_Problem statement_:
Copy out all of the lines below exactly; the pictures do not belong in the copy.

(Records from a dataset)
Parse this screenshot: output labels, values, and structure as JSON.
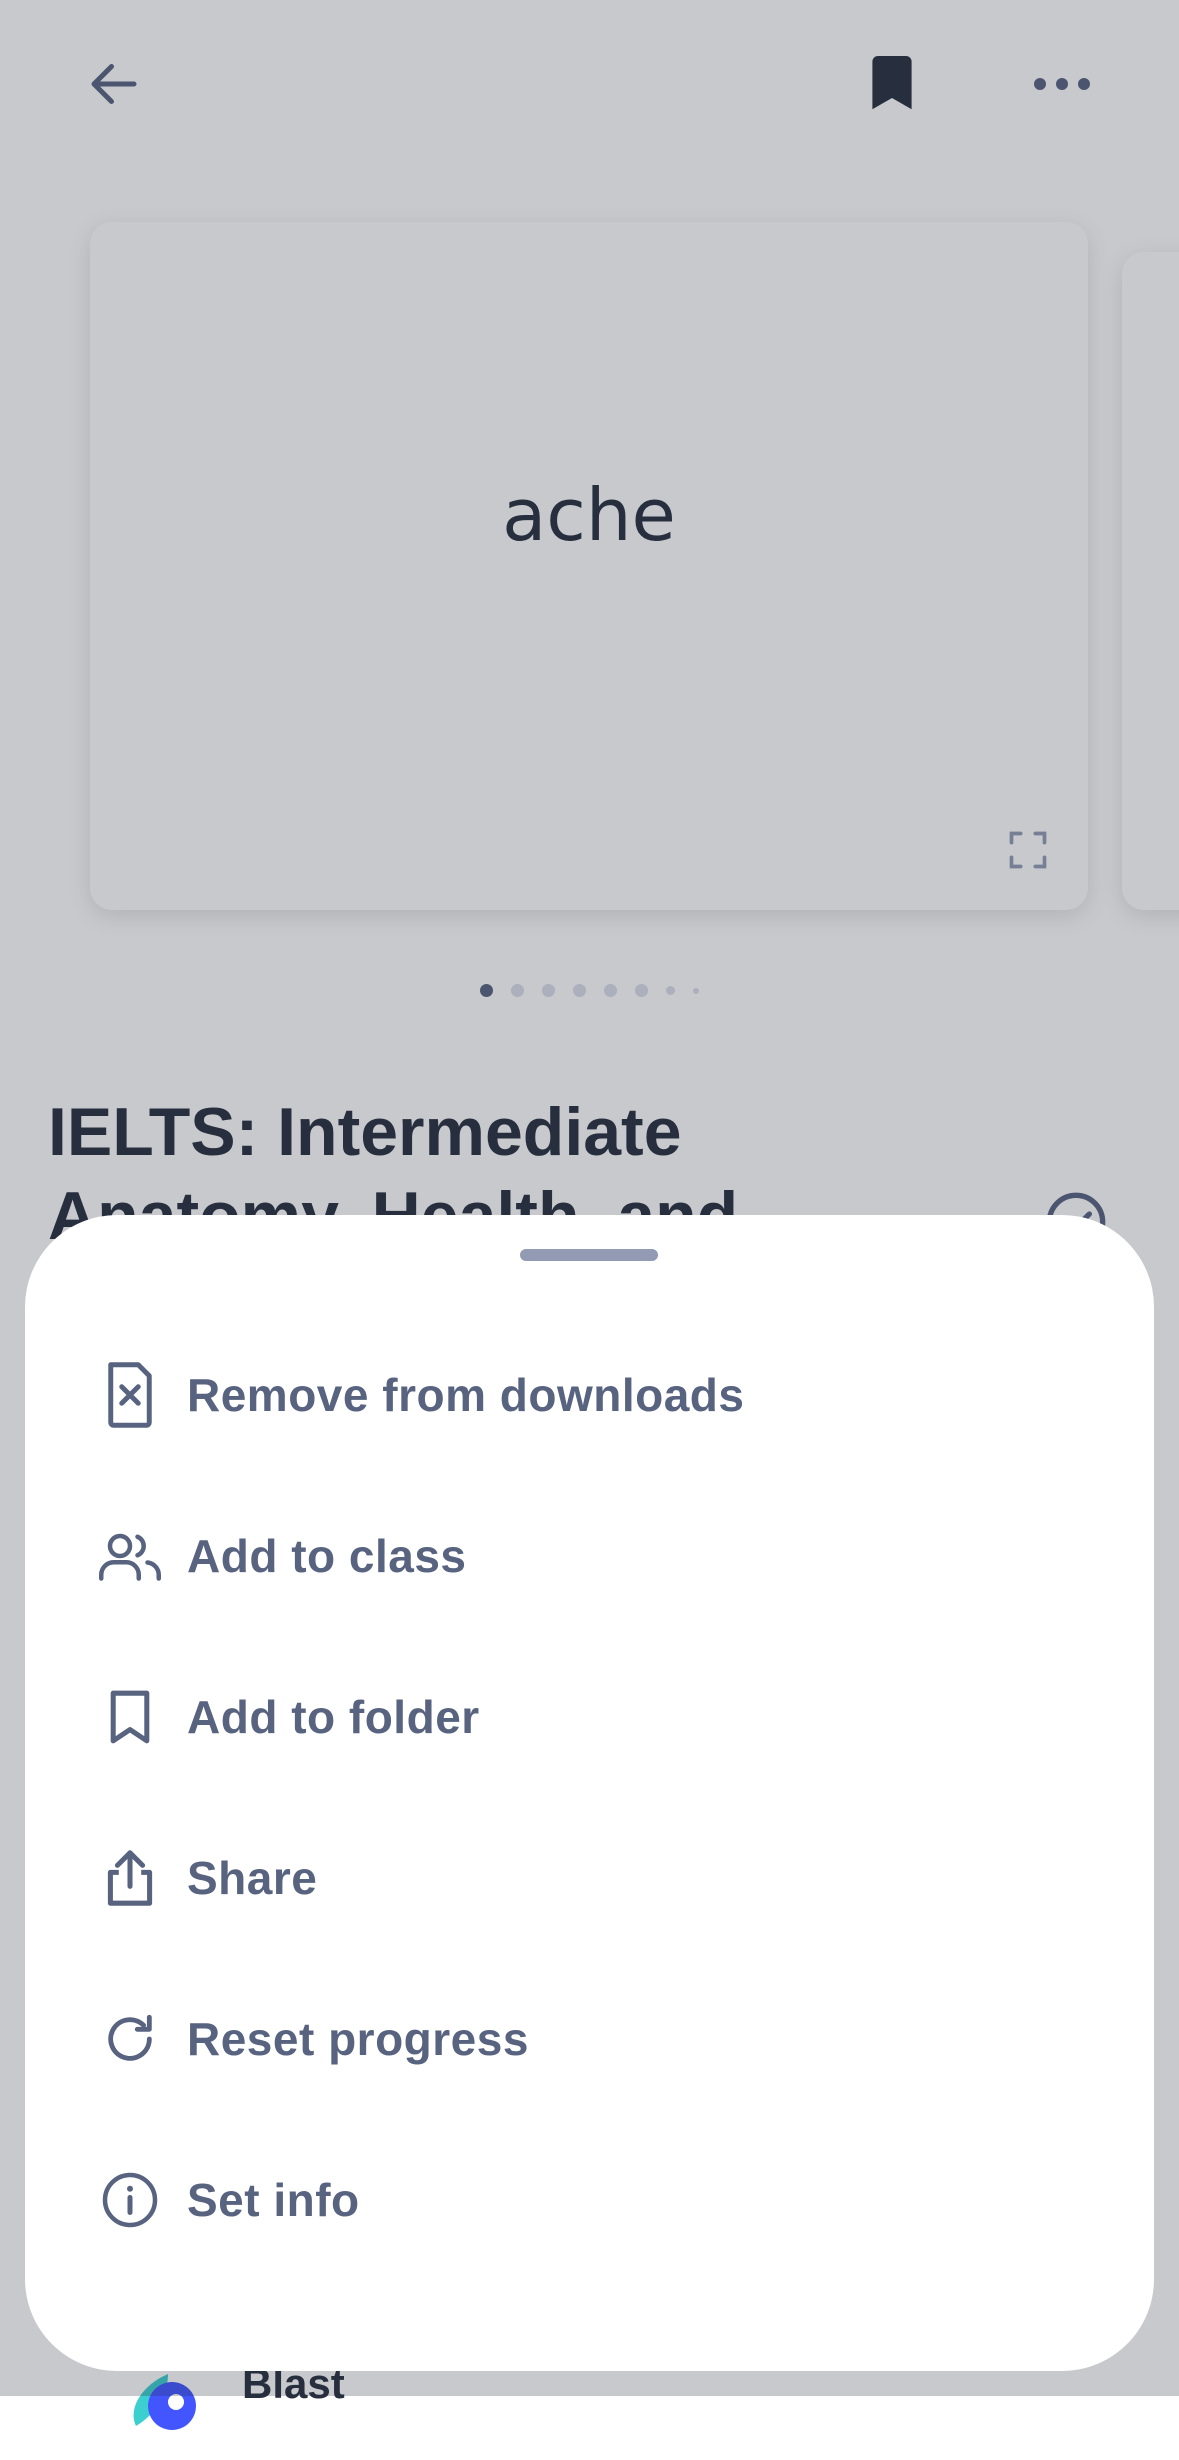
{
  "card": {
    "term": "ache",
    "dot_count": 8,
    "active_dot": 1
  },
  "set": {
    "title": "IELTS: Intermediate Anatomy, Health, and"
  },
  "study_modes": {
    "blast_label": "Blast"
  },
  "sheet": {
    "items": [
      {
        "label": "Remove from downloads",
        "icon": "remove-download-icon"
      },
      {
        "label": "Add to class",
        "icon": "people-icon"
      },
      {
        "label": "Add to folder",
        "icon": "bookmark-outline-icon"
      },
      {
        "label": "Share",
        "icon": "share-icon"
      },
      {
        "label": "Reset progress",
        "icon": "reset-icon"
      },
      {
        "label": "Set info",
        "icon": "info-icon"
      }
    ]
  },
  "colors": {
    "text_primary": "#282e3e",
    "text_secondary": "#586380",
    "handle": "#939bb4",
    "scrim": "rgba(40,46,62,0.26)"
  }
}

_Finished task_:
Parse this screenshot: output labels, values, and structure as JSON.
{
  "card": {
    "term": "ache",
    "dot_count": 8,
    "active_dot": 1
  },
  "set": {
    "title": "IELTS: Intermediate Anatomy, Health, and"
  },
  "study_modes": {
    "blast_label": "Blast"
  },
  "sheet": {
    "items": [
      {
        "label": "Remove from downloads",
        "icon": "remove-download-icon"
      },
      {
        "label": "Add to class",
        "icon": "people-icon"
      },
      {
        "label": "Add to folder",
        "icon": "bookmark-outline-icon"
      },
      {
        "label": "Share",
        "icon": "share-icon"
      },
      {
        "label": "Reset progress",
        "icon": "reset-icon"
      },
      {
        "label": "Set info",
        "icon": "info-icon"
      }
    ]
  },
  "colors": {
    "text_primary": "#282e3e",
    "text_secondary": "#586380",
    "handle": "#939bb4",
    "scrim": "rgba(40,46,62,0.26)"
  }
}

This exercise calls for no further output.